Korea 2010 counts, no doubt whatsoever. India 2013 should also count, IMO, since Hamilton could have defended the inside line to keep Rosberg behind, but didn’t. Korea 2013 also counts, even though his front wing collapsed and he had to pit the following lap.5th November 2015, 13:52 at 1:52 pm #308550
The field was pretty spread out on the SC restart at Korea 2010. I definitely think that one should count. I also don’t see a reason to why the overtake has to be in the dry. If anything, overtakes in the wet are more difficult because of the spray.5th November 2015, 4:01 at 4:01 am #308541
Sorry for the absolutely awful quality. From 0:30 to 0:54 of this video, you can see Rosberg overtaking Hamilton into Turn 4:
This was on the opening lap, Rosberg overtook Hamilton after Lewis initially jumped him at the start. They were fighting for 2nd and 3rd at the time, behind Vettel. Simultaneously, while Rosberg overtook Hamilton, Massa overtook them both in a 3-wide battle.
He also overtook him at Turn 3 in Korea. His front wing failed at the same time, but nevertheless he made the move stick.
He also overtook him as soon as the safety car went in at Korea 2010:
Jump to 1:30 of that video.3rd November 2015, 0:04 at 12:04 am #308397
– Japan 2008
– Monaco 2011
– Spain 2013
– Hungary 2015
– Belgium 2010
– Nurburgring 2011
– Belgium 2014
– Mexico 2015
– Canada 2007
– Japan 2007
– Belgium 2010
– Monaco 20132nd November 2015, 11:41 at 11:41 am #308353
Rosberg overtook Hamilton on track at both India 2013 and Korea 2013. In Korea, his front wing collapsed as soon as he made the pass though.
Korea 2010 is another one, what made that overtake even more impressive is that it was done with an inferior car.30th September 2015, 7:10 at 7:10 am #306402

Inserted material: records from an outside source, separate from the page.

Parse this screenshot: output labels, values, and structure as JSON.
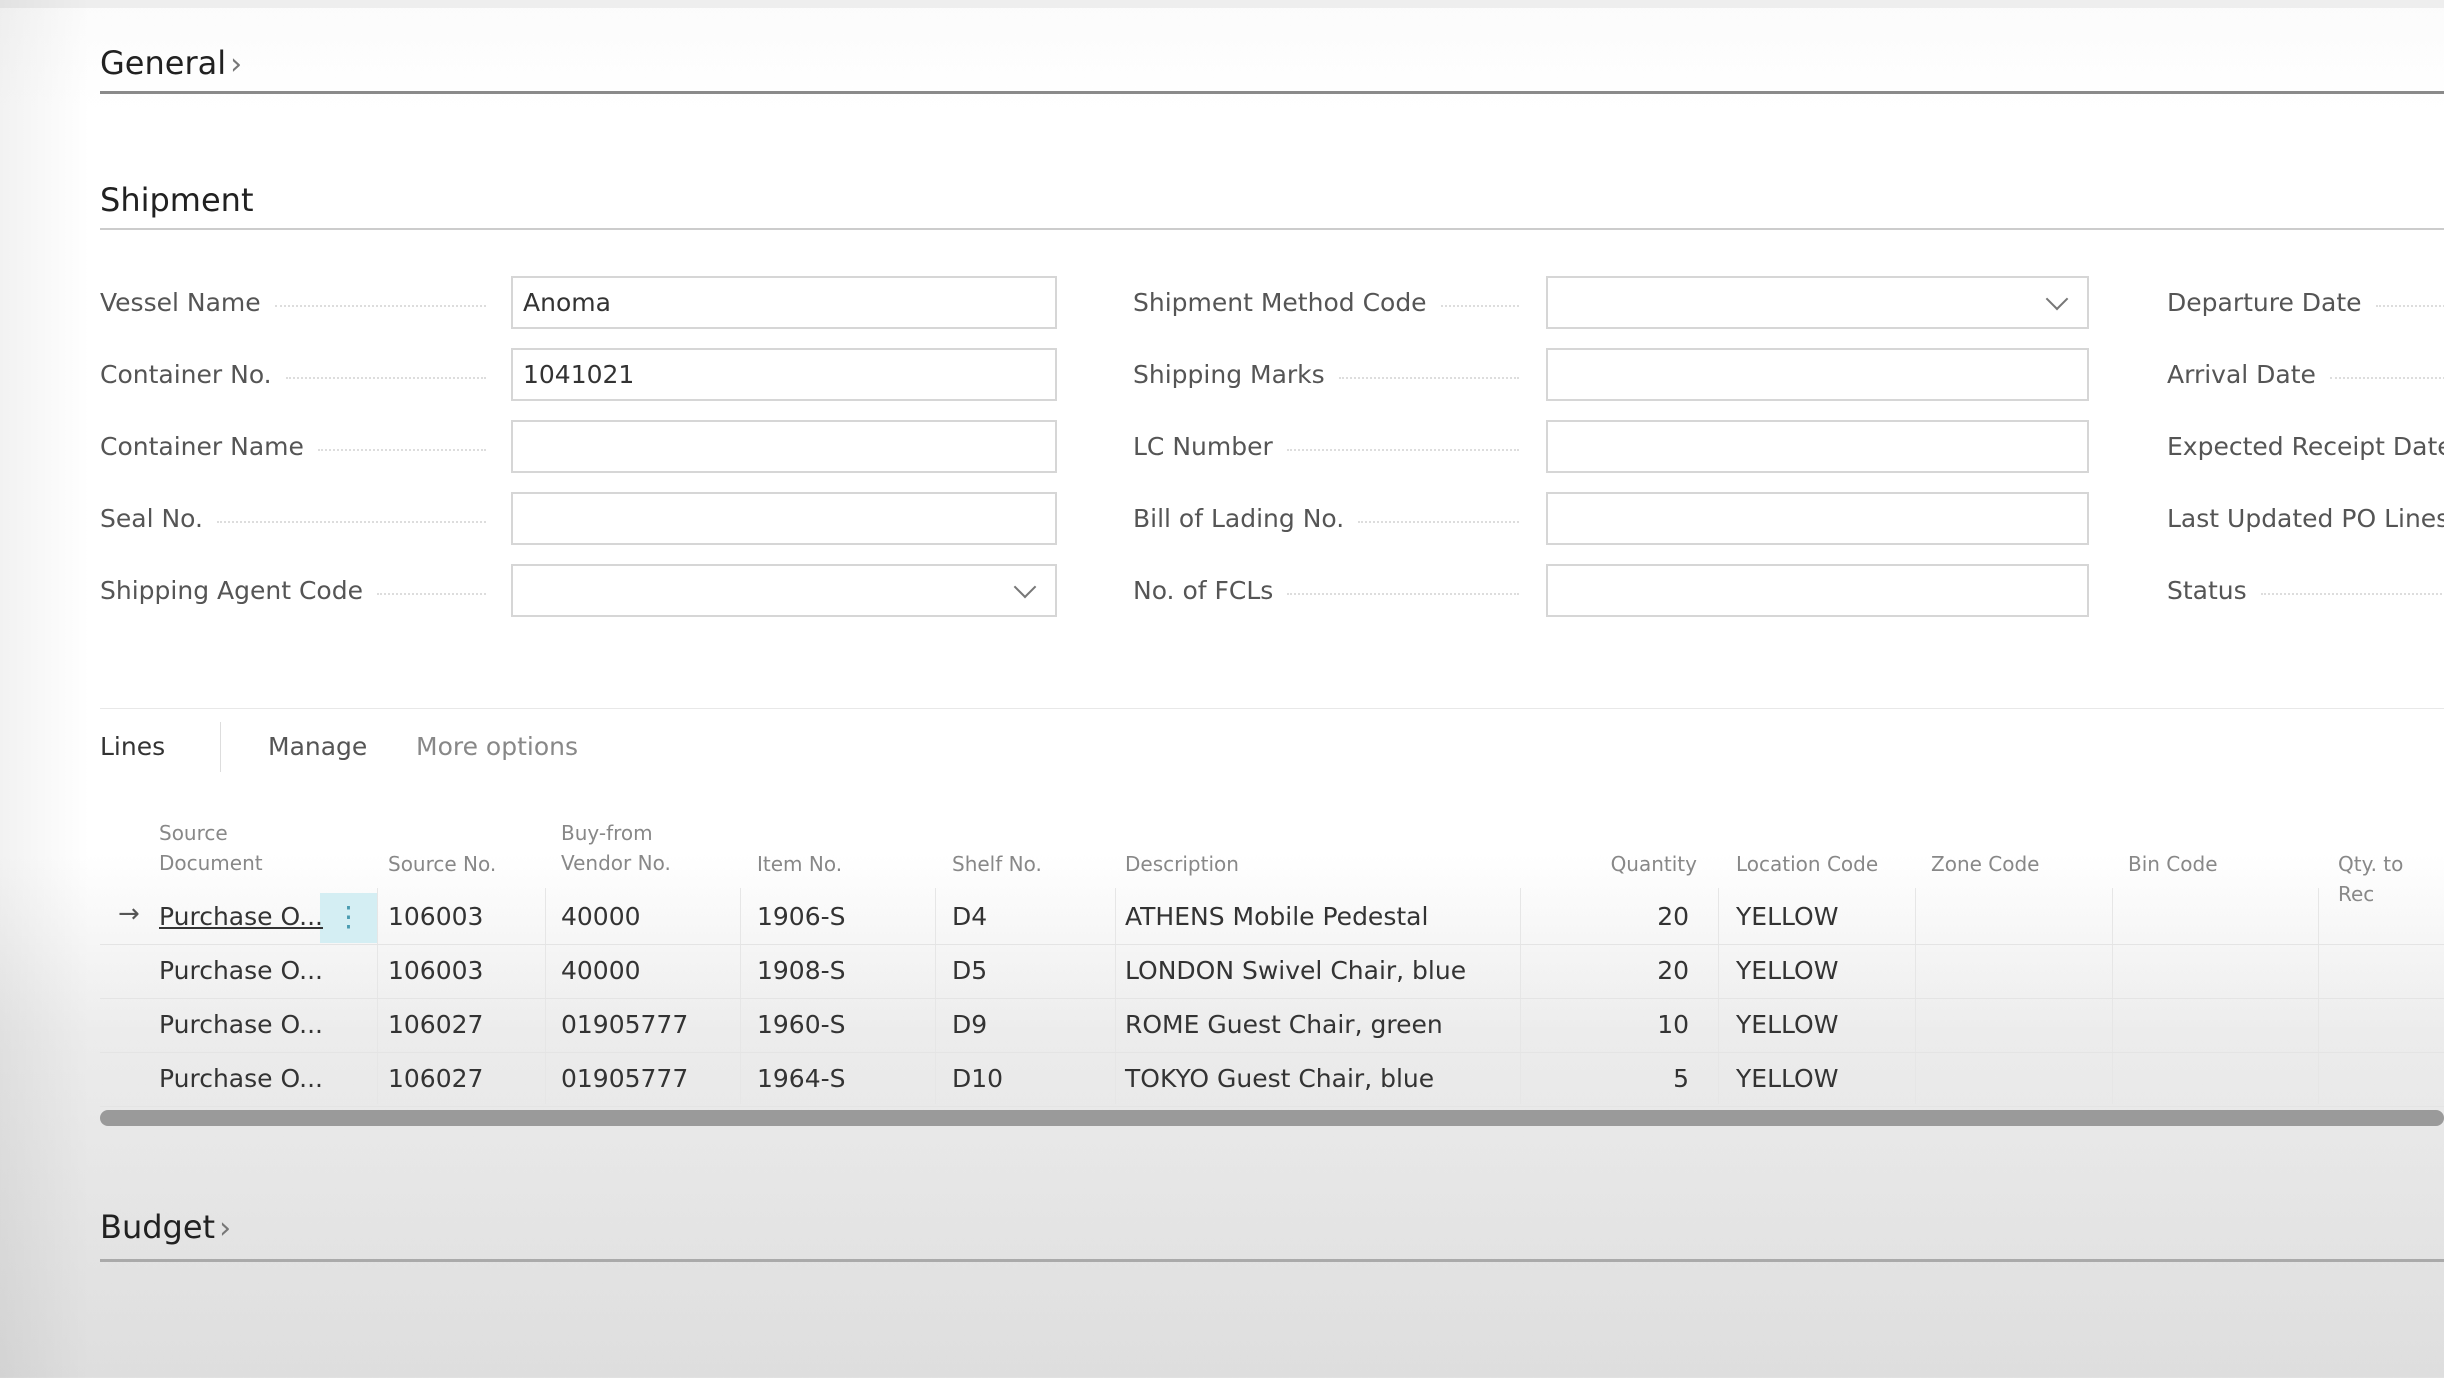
{
  "sections": {
    "general": "General",
    "shipment": "Shipment",
    "budget": "Budget"
  },
  "fields": {
    "col1": [
      {
        "label": "Vessel Name",
        "value": "Anoma",
        "type": "text"
      },
      {
        "label": "Container No.",
        "value": "1041021",
        "type": "text"
      },
      {
        "label": "Container Name",
        "value": "",
        "type": "text"
      },
      {
        "label": "Seal No.",
        "value": "",
        "type": "text"
      },
      {
        "label": "Shipping Agent Code",
        "value": "",
        "type": "dropdown"
      }
    ],
    "col2": [
      {
        "label": "Shipment Method Code",
        "value": "",
        "type": "dropdown"
      },
      {
        "label": "Shipping Marks",
        "value": "",
        "type": "text"
      },
      {
        "label": "LC Number",
        "value": "",
        "type": "text"
      },
      {
        "label": "Bill of Lading No.",
        "value": "",
        "type": "text"
      },
      {
        "label": "No. of FCLs",
        "value": "",
        "type": "text"
      }
    ],
    "col3": [
      {
        "label": "Departure Date"
      },
      {
        "label": "Arrival Date"
      },
      {
        "label": "Expected Receipt Date"
      },
      {
        "label": "Last Updated PO Lines"
      },
      {
        "label": "Status"
      }
    ]
  },
  "lines": {
    "title": "Lines",
    "manage": "Manage",
    "more_options": "More options",
    "columns": [
      "Source Document",
      "Source No.",
      "Buy-from Vendor No.",
      "Item No.",
      "Shelf No.",
      "Description",
      "Quantity",
      "Location Code",
      "Zone Code",
      "Bin Code",
      "Qty. to Rec"
    ],
    "rows": [
      [
        "Purchase O...",
        "106003",
        "40000",
        "1906-S",
        "D4",
        "ATHENS Mobile Pedestal",
        "20",
        "YELLOW"
      ],
      [
        "Purchase O...",
        "106003",
        "40000",
        "1908-S",
        "D5",
        "LONDON Swivel Chair, blue",
        "20",
        "YELLOW"
      ],
      [
        "Purchase O...",
        "106027",
        "01905777",
        "1960-S",
        "D9",
        "ROME Guest Chair, green",
        "10",
        "YELLOW"
      ],
      [
        "Purchase O...",
        "106027",
        "01905777",
        "1964-S",
        "D10",
        "TOKYO Guest Chair, blue",
        "5",
        "YELLOW"
      ]
    ]
  }
}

RATE THEIR CARS
– Vettel drove a dominant car in 2011 and 2013.
– Vettel drove the outright best car in 2010 and 2012.
– Vettel drove a car slightly inferior to the best in 2009.
– Vettel drove a capable race winner but not WDC contender in 2014 and 2015.
– Vettel drove a midfield car in 2008.
– Hamilton drove and dominant car in 2014 and thus far 2015.
– Hamilton drove the equal best car in 2007 and 2008.
– Hamilton drove a slightly inferior to the best car in 2010 and 2012.
– Hamilton drove a capable race winner but not WDC contender in 2009, 2011 & 2013.
I didn’t include Vettel’s 2007 because he drove for 2 different teams, and less than half (8/17) of the season.10th September 2015, 7:35 at 7:35 am #304927
In more recent times, Kimi Raikkonen was 2.6 wins (26 points) behind Lewis Hamilton after the US Grand Prix in 2007, that is equal to about 65 points in today’s points system. He was able to overhaul it into a WDC by 1 point at the end of the season.